“She sued and felt like Wayne sold a million in the first week because [‘I Feel Like Dying’] was on the mixtape and he was performing it at all the shows and everybody thought that song would be on Tha Carter III,” Maine says. Now, Wayne can never perform the emo-rap song, which many say redefined hip-hop’s relationship with drugs.
A year before the Swanepoel suit, Prince’s lawyers sent Weezy a cease-and-desist letter after he used part of “Diamonds and Pearls” on the Curren$y-assisted track, “Diamonds and Girls.”
“God bless the legend,” says Maine of Prince. “He [didn’t] play about his sh–.”
Some creators won’t allow the use of a sample based on the message of the song. Maine says that Wayne twice attempted to sample Janet Jackson and got rejected both times. “It’s tough to get a Janet approval,” he explains. “She doesn’t want you to say certain words in the song, you gotta try to make it clean. She’s not letting you say the female dog word, things like that. It’s not like she won’t clear it, but she’s very particular about what she clears.”
While long-time fans may anticipate hearing the exact same mixtape they downloaded from DatPiff years ago, that’s rarely the case. Sometimes, some samples can’t be cleared, but other issues can also force changes.
“I sometimes get really upset when rappers are like, ‘This didn’t make the album because the sample wasn’t cleared in time,” Mannis-Gardner says. “I’m thinking you either never gave me the sample or you gave me 24 hours,” she explains. “There are so many layers of approvals. We can never just blame sample clearances.”
A$AP Rocky producer Clams Casino says that clearing samples wasn’t even an afterthought when he was working on Rocky’s career-altering 2011 mixtape, Live. Love. A$AP. “It was just a free internet mixtape,” says Casino, born Michael Volpe. “I never thought I would be making money from making music.”

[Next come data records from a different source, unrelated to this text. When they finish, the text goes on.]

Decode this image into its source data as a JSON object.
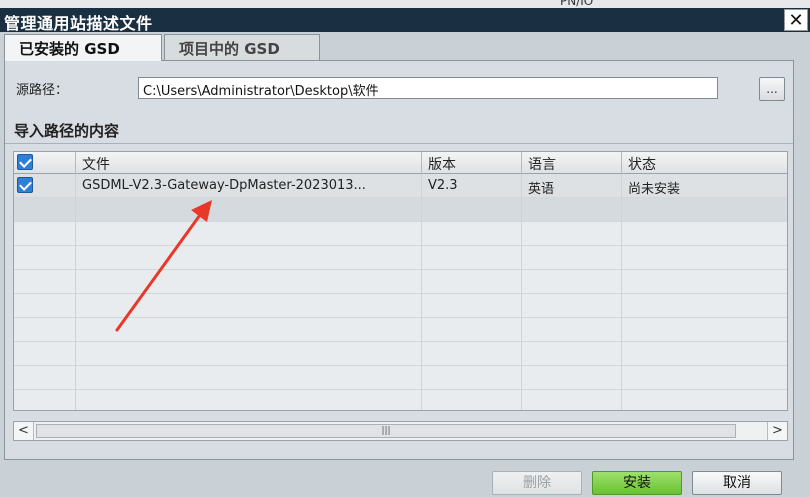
{
  "background": {
    "partial_text": "PN/IO"
  },
  "dialog": {
    "title": "管理通用站描述文件",
    "close_glyph": "✕"
  },
  "tabs": [
    {
      "label": "已安装的 GSD",
      "active": true
    },
    {
      "label": "项目中的 GSD",
      "active": false
    }
  ],
  "source_path": {
    "label": "源路径：",
    "value": "C:\\Users\\Administrator\\Desktop\\软件",
    "browse_label": "..."
  },
  "section": {
    "title": "导入路径的内容"
  },
  "table": {
    "header_checked": true,
    "columns": [
      "文件",
      "版本",
      "语言",
      "状态"
    ],
    "rows": [
      {
        "checked": true,
        "file": "GSDML-V2.3-Gateway-DpMaster-2023013...",
        "version": "V2.3",
        "language": "英语",
        "status": "尚未安装"
      }
    ]
  },
  "scrollbar": {
    "left_glyph": "<",
    "right_glyph": ">",
    "thumb_glyph": "|||"
  },
  "buttons": {
    "delete": "删除",
    "install": "安装",
    "cancel": "取消"
  },
  "colors": {
    "title_bar": "#1b2f42",
    "checkbox": "#2f7fd4",
    "install_button": "#67c232",
    "annotation_arrow": "#e8382a"
  },
  "icons": [
    "close-icon",
    "checkbox-checked-icon",
    "scroll-left-icon",
    "scroll-right-icon",
    "annotation-arrow-icon"
  ]
}
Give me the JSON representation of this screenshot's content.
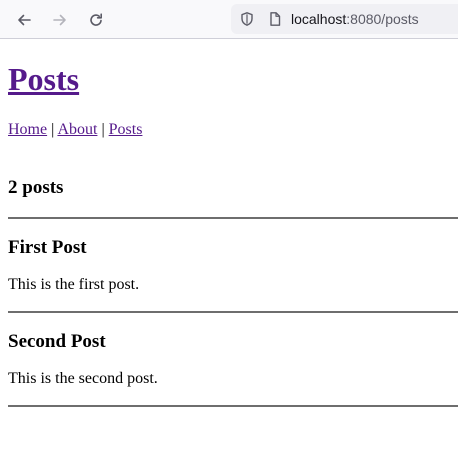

As of Oct. 29, 2021, when RCA and A$AP Rocky Recordings re-released the mixtape on streaming services, Casino makes money from the five songs he produced on the original, “Palace,” “Bass,” “Wassup,” “Leaf” and “Demons,” plus a track that was added to the current version, “Sandman.” Three tracks from the original mixtape, “Purple Swag: Chapter 2,” “Out of This World,” and “Kissin’ Pink,” were cut due to sample clearance issues, says Clams, and a sample of an Ol’ Dirty Bastard interview was snipped from “Leaf” for the same reason. Live Love debuted at No. 43 on the Billboard 200 chart and No. 20 on the Top Rap Albums chart. The mixtape’s songs collectively registered 17.4 million U.S. on-demand streams in the Oct. 29-Nov. 4 tracking week, according to MRC Data.
“The 10-year anniversary felt like a monumental moment for us to celebrate its overall cultural significance and to highlight the impact that A$AP Rocky and the A$AP Mob have made specifically in hip-hop culture,” says Carolyn Williams, executive vice president of RCA Records. “It was only right that we went through the necessary processes to make this a permanent part of the commercial streaming music landscape for everyone to experience.”
“For the first time in 10 years we’re talking about [splits],” says Clams. “[When] it was online on the mixtape websites, there was not really a reason to do that.”
According to Mannis-Gardner, a lot of artists think this way. “If you sample a song, it has a value because you sampled it for a reason, to help promote you as an artist,” she says. “And therefore, there should be compensation. Nothing should ever be free in the music industry.”